- _SUPPLIED MATERIAL_
== Segment start ==

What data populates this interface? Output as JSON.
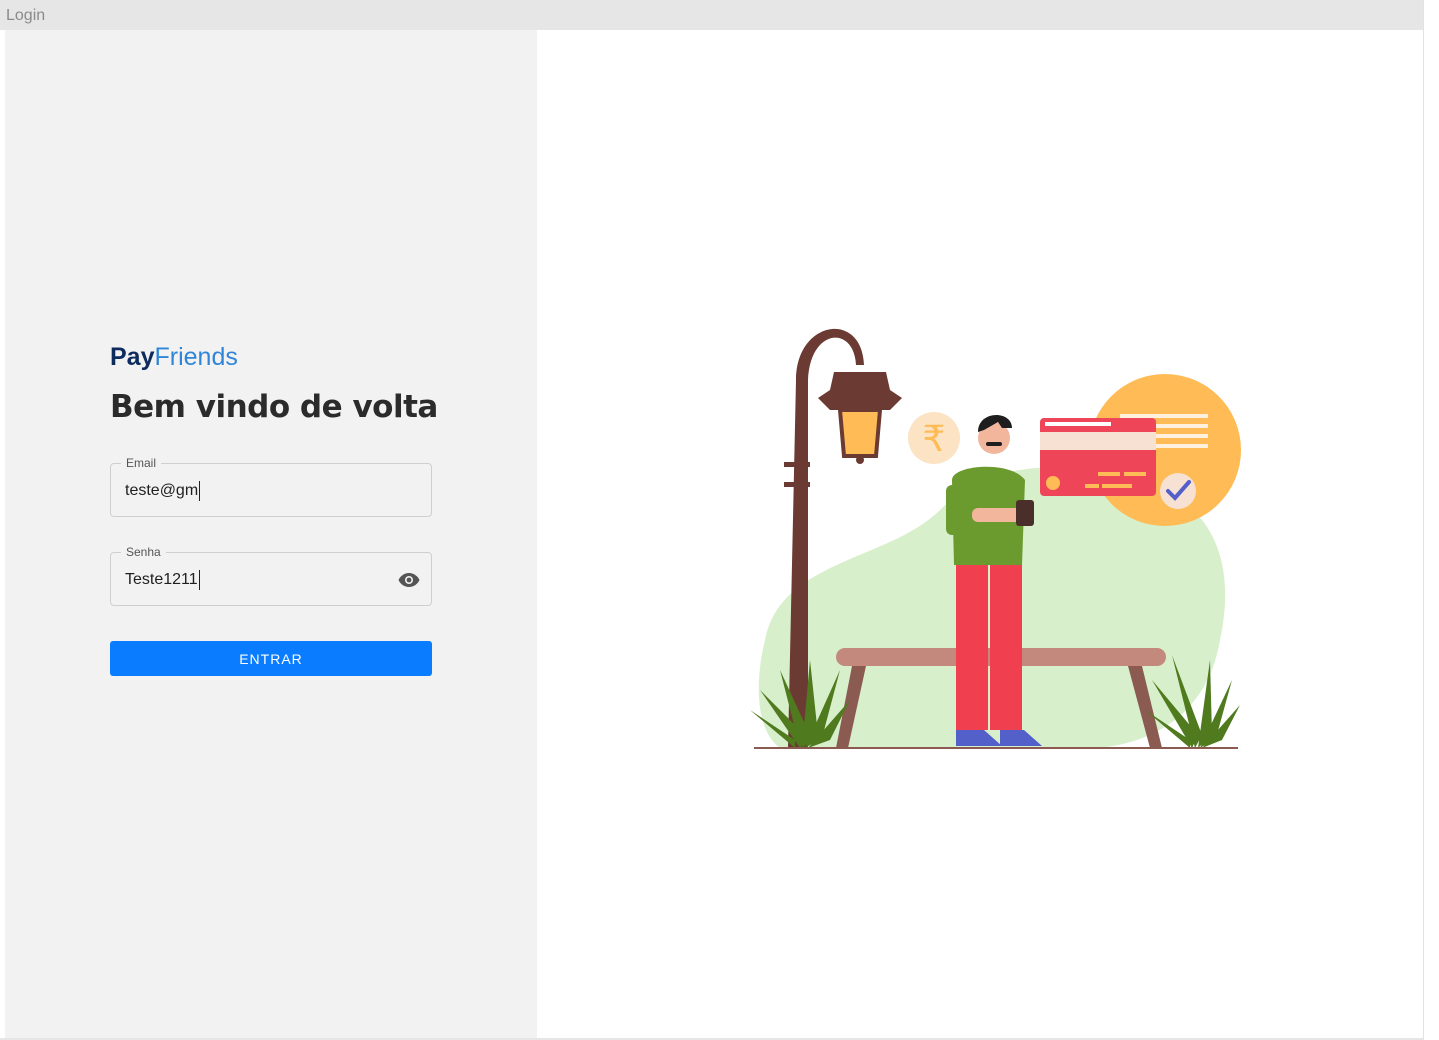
{
  "window": {
    "title": "Login"
  },
  "brand": {
    "part1": "Pay",
    "part2": "Friends"
  },
  "heading": "Bem vindo de volta",
  "form": {
    "email": {
      "label": "Email",
      "value": "teste@gm"
    },
    "password": {
      "label": "Senha",
      "value": "Teste1211",
      "toggle_icon": "eye-icon"
    },
    "submit_label": "ENTRAR"
  },
  "illustration": {
    "currency_symbol": "₹",
    "colors": {
      "accent": "#0a7cff",
      "brand_dark": "#0d2b5e",
      "brand_light": "#2f86d8"
    }
  }
}
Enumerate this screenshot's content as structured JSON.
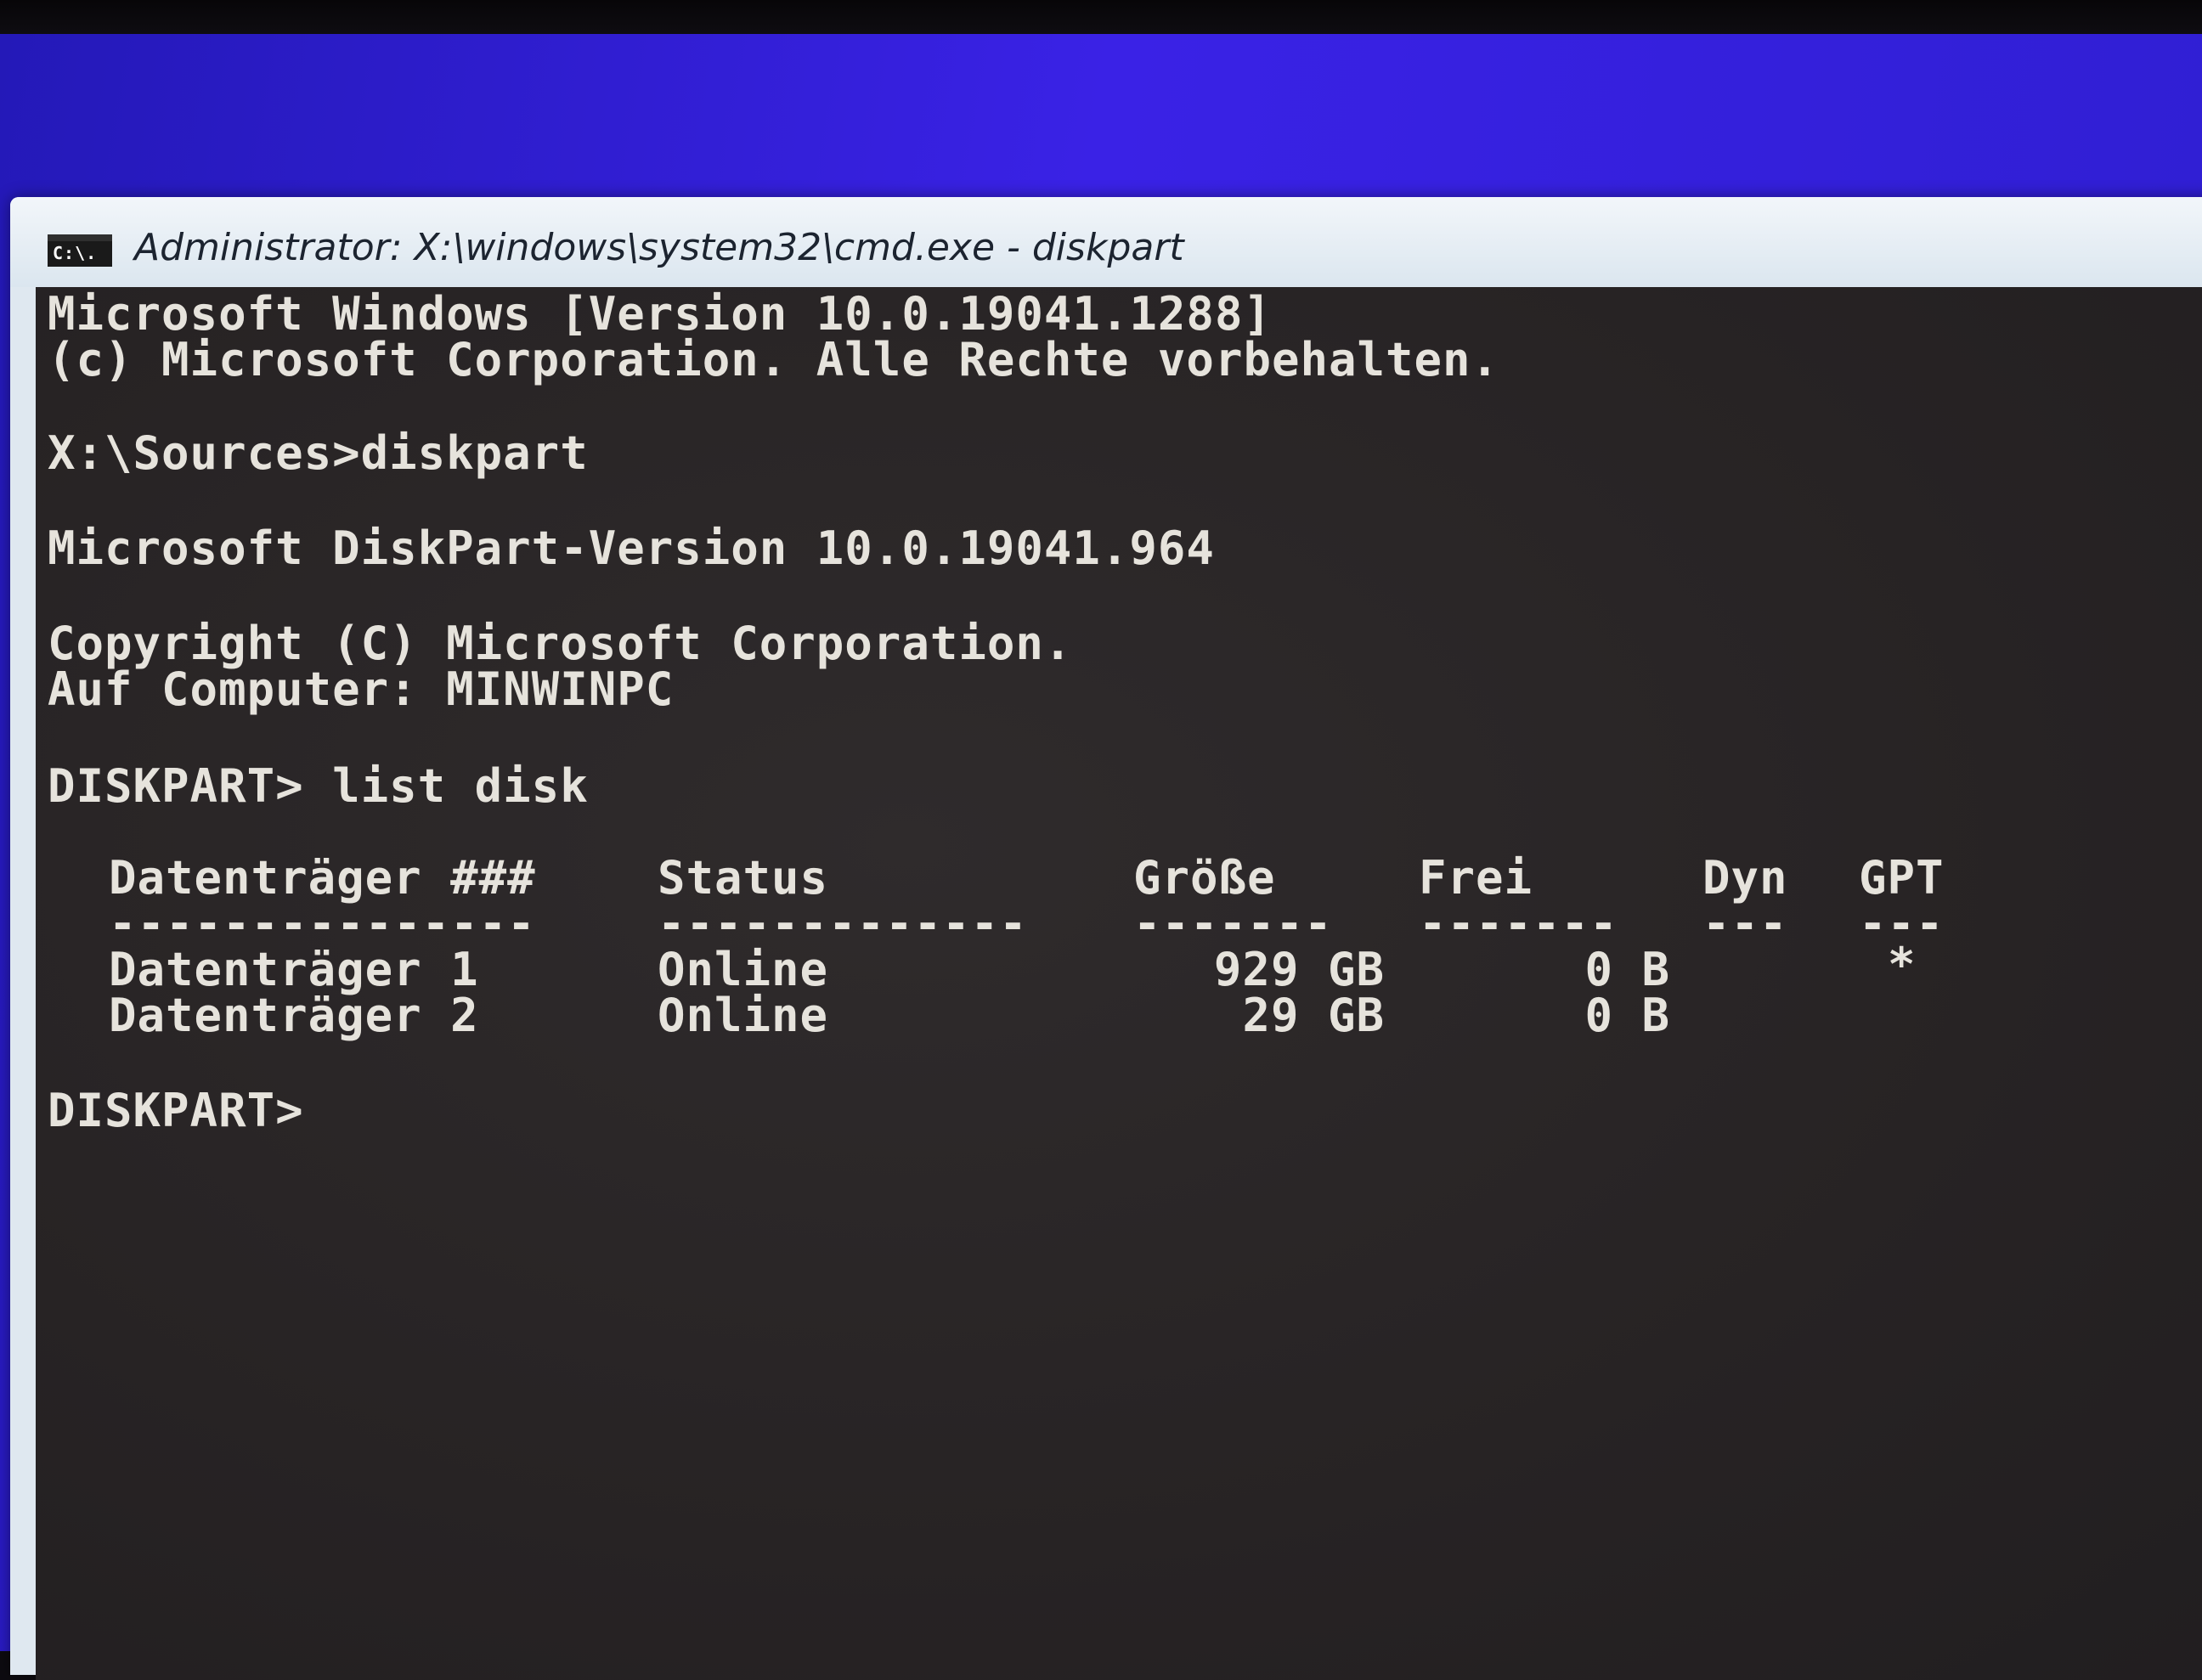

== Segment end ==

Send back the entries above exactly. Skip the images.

What data populates this interface? Output as JSON.
{
  "window": {
    "title": "Login"
  },
  "brand": {
    "part1": "Pay",
    "part2": "Friends"
  },
  "heading": "Bem vindo de volta",
  "form": {
    "email": {
      "label": "Email",
      "value": "teste@gm"
    },
    "password": {
      "label": "Senha",
      "value": "Teste1211",
      "toggle_icon": "eye-icon"
    },
    "submit_label": "ENTRAR"
  },
  "illustration": {
    "currency_symbol": "₹",
    "colors": {
      "accent": "#0a7cff",
      "brand_dark": "#0d2b5e",
      "brand_light": "#2f86d8"
    }
  }
}
Enumerate this screenshot's content as structured JSON.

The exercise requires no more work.